PublisherThe University of Arizona.
DescriptionA Thesis submitted to The University of Arizona College of Medicine - Phoenix in partial fulfillment of the requirements for the Degree of Doctor of Medicine.
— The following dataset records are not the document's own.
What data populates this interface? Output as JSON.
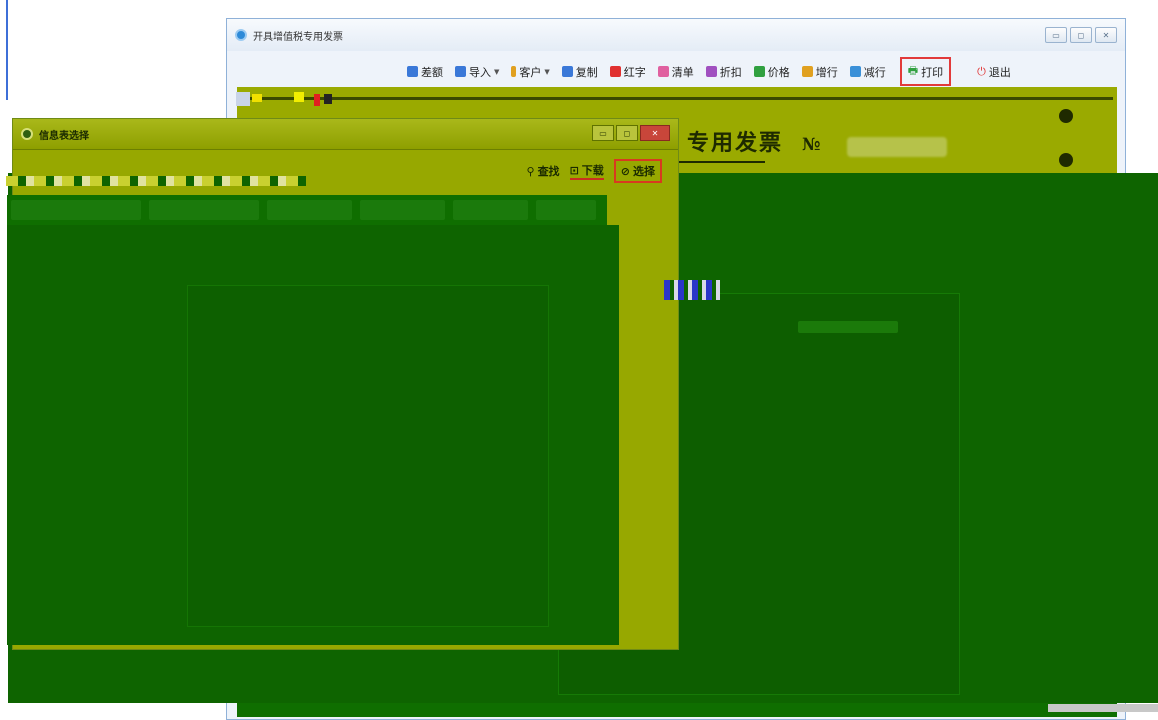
{
  "main_window": {
    "title": "开具增值税专用发票",
    "controls": [
      "▭",
      "◻",
      "✕"
    ]
  },
  "toolbar": {
    "items": [
      {
        "label": "差额",
        "icon": "difference-icon",
        "color": "#3a78d8"
      },
      {
        "label": "导入",
        "icon": "import-icon",
        "color": "#3a78d8",
        "dropdown": true
      },
      {
        "label": "客户",
        "icon": "customer-icon",
        "color": "#e0a020",
        "dropdown": true
      },
      {
        "label": "复制",
        "icon": "copy-icon",
        "color": "#3a78d8"
      },
      {
        "label": "红字",
        "icon": "red-invoice-icon",
        "color": "#e03030"
      },
      {
        "label": "清单",
        "icon": "list-icon",
        "color": "#e060a0"
      },
      {
        "label": "折扣",
        "icon": "discount-icon",
        "color": "#a050c0"
      },
      {
        "label": "价格",
        "icon": "price-icon",
        "color": "#30a040"
      },
      {
        "label": "增行",
        "icon": "add-row-icon",
        "color": "#e0a020"
      },
      {
        "label": "减行",
        "icon": "remove-row-icon",
        "color": "#3a90d8"
      }
    ],
    "print_label": "打印",
    "exit_label": "退出"
  },
  "invoice": {
    "title_fragment": "专用发票",
    "number_label": "№"
  },
  "dialog": {
    "title": "信息表选择",
    "controls": [
      "▭",
      "◻",
      "✕"
    ],
    "buttons": {
      "find_label": "查找",
      "download_label": "下载",
      "select_label": "选择"
    }
  },
  "colors": {
    "highlight_red": "#e23a3a",
    "olive": "#9aaa00",
    "dark_green": "#0e6400"
  }
}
AbstractIntroduction: In recent years, there has been an increase in personal belief exemption and a corresponding decrease in vaccination coverage for school-required vaccines among children in Maricopa County. Trends in personal belief exemption (PBE) as well as documented immunity to measles, mumps, rubella (MMR) was reviewed retrospectively for four consecutive academic years among Maricopa County kindergarten and sixth grade students. Methods: Data of immunization coverage was obtained online via the publicly available Arizona Reporting Schools Coverage Report for the represented years. Data from 1,280 schools was available for analysis from 2015-2016, 1,298 schools from 2016-2017, 1,281 schools from 2017- 2018, and 1,280 schools from 2018-2019. This data was stratified based on school type (public, charter, private) and free and reduced lunch subsidy was used as a surrogate of socioeconomic status for each participating school. Results: Overall, for every increase in academic year, there was an increase in PBE to at least one required immunization and an increase in PBE to all required immunizations by 0.43% and 0.5%, respectively. For each increase in academic year, there was a decrease in documented MMR immunity by 0.26%. Higher rates of exemption were seen in charter and private schools when compared to public schools. Additionally, parents of children attending schools utilizing less free and reduced lunch subsidy have a higher tendency to exempt their children from schoolrequired vaccinations. Conclusion: These results demonstrate a growing need to limit personal belief exemptions as the lack of vaccination coverage continues to threaten the health of Maricopa County children.